• What is required: Even if the data beneath seems repetitive, write it all out again exactly.

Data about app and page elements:

*** Begin section ***

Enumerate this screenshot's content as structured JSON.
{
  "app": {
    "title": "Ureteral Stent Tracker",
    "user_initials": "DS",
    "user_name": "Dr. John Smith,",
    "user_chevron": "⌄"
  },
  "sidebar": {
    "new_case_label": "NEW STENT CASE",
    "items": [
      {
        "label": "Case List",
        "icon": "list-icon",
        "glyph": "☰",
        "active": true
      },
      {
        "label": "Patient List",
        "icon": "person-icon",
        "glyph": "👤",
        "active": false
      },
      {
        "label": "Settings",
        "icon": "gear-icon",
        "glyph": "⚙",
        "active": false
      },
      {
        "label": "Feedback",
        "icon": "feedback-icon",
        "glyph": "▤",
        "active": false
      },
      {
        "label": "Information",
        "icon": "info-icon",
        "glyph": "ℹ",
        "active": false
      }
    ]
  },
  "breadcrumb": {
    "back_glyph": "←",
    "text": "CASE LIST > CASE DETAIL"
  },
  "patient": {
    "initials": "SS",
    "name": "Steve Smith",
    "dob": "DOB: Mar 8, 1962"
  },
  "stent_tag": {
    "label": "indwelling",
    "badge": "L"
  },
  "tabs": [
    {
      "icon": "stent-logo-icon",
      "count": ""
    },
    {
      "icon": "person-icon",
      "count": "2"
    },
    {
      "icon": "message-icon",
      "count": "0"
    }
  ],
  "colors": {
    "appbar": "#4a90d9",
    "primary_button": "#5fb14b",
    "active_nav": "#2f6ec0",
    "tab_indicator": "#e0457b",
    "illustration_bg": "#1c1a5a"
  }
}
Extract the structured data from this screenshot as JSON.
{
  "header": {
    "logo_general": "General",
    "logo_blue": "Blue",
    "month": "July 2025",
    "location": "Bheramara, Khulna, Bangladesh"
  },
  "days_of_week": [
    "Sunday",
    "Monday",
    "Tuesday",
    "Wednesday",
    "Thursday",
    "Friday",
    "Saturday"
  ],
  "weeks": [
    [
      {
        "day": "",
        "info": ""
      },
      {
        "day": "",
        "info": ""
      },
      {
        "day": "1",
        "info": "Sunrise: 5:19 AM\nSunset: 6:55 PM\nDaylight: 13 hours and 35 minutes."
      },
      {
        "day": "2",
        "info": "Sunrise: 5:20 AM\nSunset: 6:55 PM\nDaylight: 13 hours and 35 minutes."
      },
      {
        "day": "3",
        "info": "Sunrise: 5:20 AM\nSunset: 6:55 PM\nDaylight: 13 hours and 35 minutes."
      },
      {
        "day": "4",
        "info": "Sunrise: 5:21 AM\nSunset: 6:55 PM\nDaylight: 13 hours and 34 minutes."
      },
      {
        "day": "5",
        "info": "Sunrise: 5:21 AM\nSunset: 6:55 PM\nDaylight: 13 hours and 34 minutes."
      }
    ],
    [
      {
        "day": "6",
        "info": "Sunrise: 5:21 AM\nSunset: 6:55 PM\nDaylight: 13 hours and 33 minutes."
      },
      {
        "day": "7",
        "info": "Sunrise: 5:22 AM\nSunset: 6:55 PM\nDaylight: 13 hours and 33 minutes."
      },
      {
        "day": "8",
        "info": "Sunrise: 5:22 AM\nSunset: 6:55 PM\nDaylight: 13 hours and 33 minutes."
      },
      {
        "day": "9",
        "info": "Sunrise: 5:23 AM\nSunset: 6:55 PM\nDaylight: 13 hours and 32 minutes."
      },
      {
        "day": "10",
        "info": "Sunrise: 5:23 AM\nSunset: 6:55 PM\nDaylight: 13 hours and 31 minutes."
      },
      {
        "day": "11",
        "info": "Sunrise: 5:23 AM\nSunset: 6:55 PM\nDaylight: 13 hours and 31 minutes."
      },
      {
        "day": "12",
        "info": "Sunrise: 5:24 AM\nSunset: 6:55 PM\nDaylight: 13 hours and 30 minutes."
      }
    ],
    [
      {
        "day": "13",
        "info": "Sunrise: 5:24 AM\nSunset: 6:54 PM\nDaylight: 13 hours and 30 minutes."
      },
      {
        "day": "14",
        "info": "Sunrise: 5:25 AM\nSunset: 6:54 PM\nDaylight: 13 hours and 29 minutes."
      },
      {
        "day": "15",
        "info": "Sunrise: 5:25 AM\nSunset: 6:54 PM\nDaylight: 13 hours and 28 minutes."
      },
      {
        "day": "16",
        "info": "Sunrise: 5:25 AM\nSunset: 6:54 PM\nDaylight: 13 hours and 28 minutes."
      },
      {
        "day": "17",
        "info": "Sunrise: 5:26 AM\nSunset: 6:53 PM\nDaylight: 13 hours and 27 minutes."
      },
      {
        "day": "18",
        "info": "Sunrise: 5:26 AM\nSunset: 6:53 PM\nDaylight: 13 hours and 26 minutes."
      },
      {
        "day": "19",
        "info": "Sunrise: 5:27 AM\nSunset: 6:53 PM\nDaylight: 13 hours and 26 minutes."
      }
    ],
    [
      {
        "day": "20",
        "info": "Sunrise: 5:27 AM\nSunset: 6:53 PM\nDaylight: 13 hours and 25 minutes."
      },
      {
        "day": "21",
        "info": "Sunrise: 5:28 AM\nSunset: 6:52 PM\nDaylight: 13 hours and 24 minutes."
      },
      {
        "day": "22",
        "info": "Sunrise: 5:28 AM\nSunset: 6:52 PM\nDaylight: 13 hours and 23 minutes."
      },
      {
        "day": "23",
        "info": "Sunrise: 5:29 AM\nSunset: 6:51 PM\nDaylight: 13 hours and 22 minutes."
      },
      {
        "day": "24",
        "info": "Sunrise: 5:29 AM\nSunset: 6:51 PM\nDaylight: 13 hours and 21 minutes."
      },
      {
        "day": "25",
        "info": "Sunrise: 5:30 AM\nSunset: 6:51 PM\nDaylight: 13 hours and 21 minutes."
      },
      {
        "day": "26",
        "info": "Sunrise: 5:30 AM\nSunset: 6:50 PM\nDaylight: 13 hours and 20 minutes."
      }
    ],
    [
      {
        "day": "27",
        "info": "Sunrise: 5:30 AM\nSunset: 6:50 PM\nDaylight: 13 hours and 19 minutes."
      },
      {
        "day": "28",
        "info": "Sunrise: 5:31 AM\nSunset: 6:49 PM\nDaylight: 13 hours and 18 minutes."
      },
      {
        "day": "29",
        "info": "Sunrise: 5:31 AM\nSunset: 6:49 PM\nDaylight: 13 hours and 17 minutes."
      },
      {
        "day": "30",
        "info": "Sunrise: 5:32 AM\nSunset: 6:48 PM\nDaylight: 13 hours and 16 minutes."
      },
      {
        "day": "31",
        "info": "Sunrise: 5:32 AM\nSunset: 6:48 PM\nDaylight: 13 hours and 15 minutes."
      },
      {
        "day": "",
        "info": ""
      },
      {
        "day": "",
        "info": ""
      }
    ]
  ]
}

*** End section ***

• Answer space:
Enumerate this screenshot's content as structured JSON.
{
  "app": {
    "title": "Ureteral Stent Tracker",
    "user_initials": "DS",
    "user_name": "Dr. John Smith,",
    "user_chevron": "⌄"
  },
  "sidebar": {
    "new_case_label": "NEW STENT CASE",
    "items": [
      {
        "label": "Case List",
        "icon": "list-icon",
        "glyph": "☰",
        "active": true
      },
      {
        "label": "Patient List",
        "icon": "person-icon",
        "glyph": "👤",
        "active": false
      },
      {
        "label": "Settings",
        "icon": "gear-icon",
        "glyph": "⚙",
        "active": false
      },
      {
        "label": "Feedback",
        "icon": "feedback-icon",
        "glyph": "▤",
        "active": false
      },
      {
        "label": "Information",
        "icon": "info-icon",
        "glyph": "ℹ",
        "active": false
      }
    ]
  },
  "breadcrumb": {
    "back_glyph": "←",
    "text": "CASE LIST > CASE DETAIL"
  },
  "patient": {
    "initials": "SS",
    "name": "Steve Smith",
    "dob": "DOB: Mar 8, 1962"
  },
  "stent_tag": {
    "label": "indwelling",
    "badge": "L"
  },
  "tabs": [
    {
      "icon": "stent-logo-icon",
      "count": ""
    },
    {
      "icon": "person-icon",
      "count": "2"
    },
    {
      "icon": "message-icon",
      "count": "0"
    }
  ],
  "colors": {
    "appbar": "#4a90d9",
    "primary_button": "#5fb14b",
    "active_nav": "#2f6ec0",
    "tab_indicator": "#e0457b",
    "illustration_bg": "#1c1a5a"
  }
}
Extract the structured data from this screenshot as JSON.
{
  "header": {
    "logo_general": "General",
    "logo_blue": "Blue",
    "month": "July 2025",
    "location": "Bheramara, Khulna, Bangladesh"
  },
  "days_of_week": [
    "Sunday",
    "Monday",
    "Tuesday",
    "Wednesday",
    "Thursday",
    "Friday",
    "Saturday"
  ],
  "weeks": [
    [
      {
        "day": "",
        "info": ""
      },
      {
        "day": "",
        "info": ""
      },
      {
        "day": "1",
        "info": "Sunrise: 5:19 AM\nSunset: 6:55 PM\nDaylight: 13 hours and 35 minutes."
      },
      {
        "day": "2",
        "info": "Sunrise: 5:20 AM\nSunset: 6:55 PM\nDaylight: 13 hours and 35 minutes."
      },
      {
        "day": "3",
        "info": "Sunrise: 5:20 AM\nSunset: 6:55 PM\nDaylight: 13 hours and 35 minutes."
      },
      {
        "day": "4",
        "info": "Sunrise: 5:21 AM\nSunset: 6:55 PM\nDaylight: 13 hours and 34 minutes."
      },
      {
        "day": "5",
        "info": "Sunrise: 5:21 AM\nSunset: 6:55 PM\nDaylight: 13 hours and 34 minutes."
      }
    ],
    [
      {
        "day": "6",
        "info": "Sunrise: 5:21 AM\nSunset: 6:55 PM\nDaylight: 13 hours and 33 minutes."
      },
      {
        "day": "7",
        "info": "Sunrise: 5:22 AM\nSunset: 6:55 PM\nDaylight: 13 hours and 33 minutes."
      },
      {
        "day": "8",
        "info": "Sunrise: 5:22 AM\nSunset: 6:55 PM\nDaylight: 13 hours and 33 minutes."
      },
      {
        "day": "9",
        "info": "Sunrise: 5:23 AM\nSunset: 6:55 PM\nDaylight: 13 hours and 32 minutes."
      },
      {
        "day": "10",
        "info": "Sunrise: 5:23 AM\nSunset: 6:55 PM\nDaylight: 13 hours and 31 minutes."
      },
      {
        "day": "11",
        "info": "Sunrise: 5:23 AM\nSunset: 6:55 PM\nDaylight: 13 hours and 31 minutes."
      },
      {
        "day": "12",
        "info": "Sunrise: 5:24 AM\nSunset: 6:55 PM\nDaylight: 13 hours and 30 minutes."
      }
    ],
    [
      {
        "day": "13",
        "info": "Sunrise: 5:24 AM\nSunset: 6:54 PM\nDaylight: 13 hours and 30 minutes."
      },
      {
        "day": "14",
        "info": "Sunrise: 5:25 AM\nSunset: 6:54 PM\nDaylight: 13 hours and 29 minutes."
      },
      {
        "day": "15",
        "info": "Sunrise: 5:25 AM\nSunset: 6:54 PM\nDaylight: 13 hours and 28 minutes."
      },
      {
        "day": "16",
        "info": "Sunrise: 5:25 AM\nSunset: 6:54 PM\nDaylight: 13 hours and 28 minutes."
      },
      {
        "day": "17",
        "info": "Sunrise: 5:26 AM\nSunset: 6:53 PM\nDaylight: 13 hours and 27 minutes."
      },
      {
        "day": "18",
        "info": "Sunrise: 5:26 AM\nSunset: 6:53 PM\nDaylight: 13 hours and 26 minutes."
      },
      {
        "day": "19",
        "info": "Sunrise: 5:27 AM\nSunset: 6:53 PM\nDaylight: 13 hours and 26 minutes."
      }
    ],
    [
      {
        "day": "20",
        "info": "Sunrise: 5:27 AM\nSunset: 6:53 PM\nDaylight: 13 hours and 25 minutes."
      },
      {
        "day": "21",
        "info": "Sunrise: 5:28 AM\nSunset: 6:52 PM\nDaylight: 13 hours and 24 minutes."
      },
      {
        "day": "22",
        "info": "Sunrise: 5:28 AM\nSunset: 6:52 PM\nDaylight: 13 hours and 23 minutes."
      },
      {
        "day": "23",
        "info": "Sunrise: 5:29 AM\nSunset: 6:51 PM\nDaylight: 13 hours and 22 minutes."
      },
      {
        "day": "24",
        "info": "Sunrise: 5:29 AM\nSunset: 6:51 PM\nDaylight: 13 hours and 21 minutes."
      },
      {
        "day": "25",
        "info": "Sunrise: 5:30 AM\nSunset: 6:51 PM\nDaylight: 13 hours and 21 minutes."
      },
      {
        "day": "26",
        "info": "Sunrise: 5:30 AM\nSunset: 6:50 PM\nDaylight: 13 hours and 20 minutes."
      }
    ],
    [
      {
        "day": "27",
        "info": "Sunrise: 5:30 AM\nSunset: 6:50 PM\nDaylight: 13 hours and 19 minutes."
      },
      {
        "day": "28",
        "info": "Sunrise: 5:31 AM\nSunset: 6:49 PM\nDaylight: 13 hours and 18 minutes."
      },
      {
        "day": "29",
        "info": "Sunrise: 5:31 AM\nSunset: 6:49 PM\nDaylight: 13 hours and 17 minutes."
      },
      {
        "day": "30",
        "info": "Sunrise: 5:32 AM\nSunset: 6:48 PM\nDaylight: 13 hours and 16 minutes."
      },
      {
        "day": "31",
        "info": "Sunrise: 5:32 AM\nSunset: 6:48 PM\nDaylight: 13 hours and 15 minutes."
      },
      {
        "day": "",
        "info": ""
      },
      {
        "day": "",
        "info": ""
      }
    ]
  ]
}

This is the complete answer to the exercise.